The Beer Is Here
Attractions at Lucky 13 (1301 Park St., 510-523-2118) include an imposing jukebox, a pool table, three tringing pinball machines—and the wheat beer selection. There’s Franziskaner Hefe-Weisse from Germany; Hoegaarden White from Belgium; and if you want to support the red, white and blue—with a dash of European flavor—the Belgian-style Blue Moon White, made by the Molson Coors Brewing Company.
I have long found wheat beer a delightfully refreshing thirst-quencher at the end of a hot summer day. What I didn’t know—and please consult the experts for the subtleties—is that there is more to wheat beer than meets the taste buds.
My understanding goes something like this: German weissbier and Belgian witbier (white beer) are the best known. What identifies wheat beer, as one would expect, is that wheat is used in the brewing process: malted in the case of the German beer and unmalted in the case of Belgian. The German variety is top-fermented, and the Belgian is bottom-fermented, and I’m not going to begin to try to understand that.
Either way, the result is a beverage that is flavorful and light. Probably the fact that wheat beer is usually served with a chunk of lemon (the Blue Moon with orange) adds to what I think of as its summery appeal.
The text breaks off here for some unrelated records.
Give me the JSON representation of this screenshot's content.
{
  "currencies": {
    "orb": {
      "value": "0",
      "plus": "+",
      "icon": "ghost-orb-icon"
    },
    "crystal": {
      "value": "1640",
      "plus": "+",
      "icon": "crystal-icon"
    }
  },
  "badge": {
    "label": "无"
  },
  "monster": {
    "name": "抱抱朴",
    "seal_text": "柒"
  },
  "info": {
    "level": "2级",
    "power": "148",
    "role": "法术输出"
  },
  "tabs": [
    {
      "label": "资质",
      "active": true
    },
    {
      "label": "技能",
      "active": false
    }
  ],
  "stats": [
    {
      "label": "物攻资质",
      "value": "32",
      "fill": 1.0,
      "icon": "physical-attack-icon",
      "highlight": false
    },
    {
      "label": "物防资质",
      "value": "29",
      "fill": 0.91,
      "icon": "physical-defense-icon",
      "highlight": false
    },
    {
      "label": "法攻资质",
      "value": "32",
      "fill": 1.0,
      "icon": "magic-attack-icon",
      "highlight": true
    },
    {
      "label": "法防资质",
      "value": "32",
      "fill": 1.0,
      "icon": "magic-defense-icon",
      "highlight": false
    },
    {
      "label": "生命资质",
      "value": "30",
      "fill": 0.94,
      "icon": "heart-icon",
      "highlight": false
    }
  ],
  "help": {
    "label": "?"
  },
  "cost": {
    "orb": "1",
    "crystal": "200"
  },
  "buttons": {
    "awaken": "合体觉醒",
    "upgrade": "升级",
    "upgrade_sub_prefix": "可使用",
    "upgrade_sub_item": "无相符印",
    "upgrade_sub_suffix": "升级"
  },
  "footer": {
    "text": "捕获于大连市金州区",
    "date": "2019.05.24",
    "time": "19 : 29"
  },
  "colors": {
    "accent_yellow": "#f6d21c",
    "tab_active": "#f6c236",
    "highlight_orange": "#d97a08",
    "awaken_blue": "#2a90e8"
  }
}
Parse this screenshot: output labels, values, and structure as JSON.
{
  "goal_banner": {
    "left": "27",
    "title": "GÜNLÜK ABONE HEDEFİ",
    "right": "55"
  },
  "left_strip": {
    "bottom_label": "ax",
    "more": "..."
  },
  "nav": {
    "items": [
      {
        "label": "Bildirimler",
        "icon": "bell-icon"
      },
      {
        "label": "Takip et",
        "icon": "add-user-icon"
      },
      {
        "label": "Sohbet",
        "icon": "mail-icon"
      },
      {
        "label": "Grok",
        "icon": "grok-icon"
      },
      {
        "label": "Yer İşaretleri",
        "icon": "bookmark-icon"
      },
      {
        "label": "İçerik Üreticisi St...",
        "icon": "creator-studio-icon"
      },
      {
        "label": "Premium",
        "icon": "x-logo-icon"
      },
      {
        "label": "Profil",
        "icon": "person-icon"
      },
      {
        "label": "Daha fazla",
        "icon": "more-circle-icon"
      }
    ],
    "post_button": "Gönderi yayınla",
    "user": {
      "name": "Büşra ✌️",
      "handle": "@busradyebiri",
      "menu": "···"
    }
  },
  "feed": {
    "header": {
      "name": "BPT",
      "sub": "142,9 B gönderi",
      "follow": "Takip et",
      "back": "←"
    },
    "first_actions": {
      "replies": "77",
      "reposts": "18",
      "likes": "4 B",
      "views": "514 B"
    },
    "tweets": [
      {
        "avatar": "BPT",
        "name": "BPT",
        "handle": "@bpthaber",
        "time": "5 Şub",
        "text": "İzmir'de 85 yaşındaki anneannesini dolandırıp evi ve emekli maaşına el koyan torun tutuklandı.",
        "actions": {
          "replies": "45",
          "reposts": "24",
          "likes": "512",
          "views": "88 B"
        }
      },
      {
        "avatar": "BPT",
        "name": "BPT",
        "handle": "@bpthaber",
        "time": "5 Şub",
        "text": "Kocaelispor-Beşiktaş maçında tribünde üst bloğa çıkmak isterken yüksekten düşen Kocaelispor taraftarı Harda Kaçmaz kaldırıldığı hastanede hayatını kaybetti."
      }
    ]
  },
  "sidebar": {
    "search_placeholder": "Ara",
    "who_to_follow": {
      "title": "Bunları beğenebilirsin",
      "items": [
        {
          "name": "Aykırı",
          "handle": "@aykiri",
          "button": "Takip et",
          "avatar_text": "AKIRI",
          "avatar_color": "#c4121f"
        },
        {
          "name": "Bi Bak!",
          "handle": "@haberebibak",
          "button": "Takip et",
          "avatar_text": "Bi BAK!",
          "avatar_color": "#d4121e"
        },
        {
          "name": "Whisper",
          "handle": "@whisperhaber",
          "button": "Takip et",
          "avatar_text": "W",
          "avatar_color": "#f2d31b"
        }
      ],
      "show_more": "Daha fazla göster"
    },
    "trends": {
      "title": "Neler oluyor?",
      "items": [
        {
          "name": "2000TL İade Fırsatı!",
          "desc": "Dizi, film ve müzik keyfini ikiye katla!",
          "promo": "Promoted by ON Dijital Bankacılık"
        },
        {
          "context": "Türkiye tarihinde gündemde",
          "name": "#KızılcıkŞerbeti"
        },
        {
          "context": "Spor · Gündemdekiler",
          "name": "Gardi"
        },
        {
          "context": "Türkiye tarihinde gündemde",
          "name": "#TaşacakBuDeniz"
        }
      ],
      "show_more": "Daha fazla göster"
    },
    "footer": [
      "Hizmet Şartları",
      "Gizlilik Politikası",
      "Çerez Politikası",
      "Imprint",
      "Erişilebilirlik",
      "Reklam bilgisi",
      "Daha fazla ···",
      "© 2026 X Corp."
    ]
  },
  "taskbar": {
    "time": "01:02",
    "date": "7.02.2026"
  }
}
And besides the three varieties I found at Lucky 13, I’ve been lucky with all the wheat beers I’ve tried—many from small independent breweries and available on tap in pubs.
—By Wanda Hennig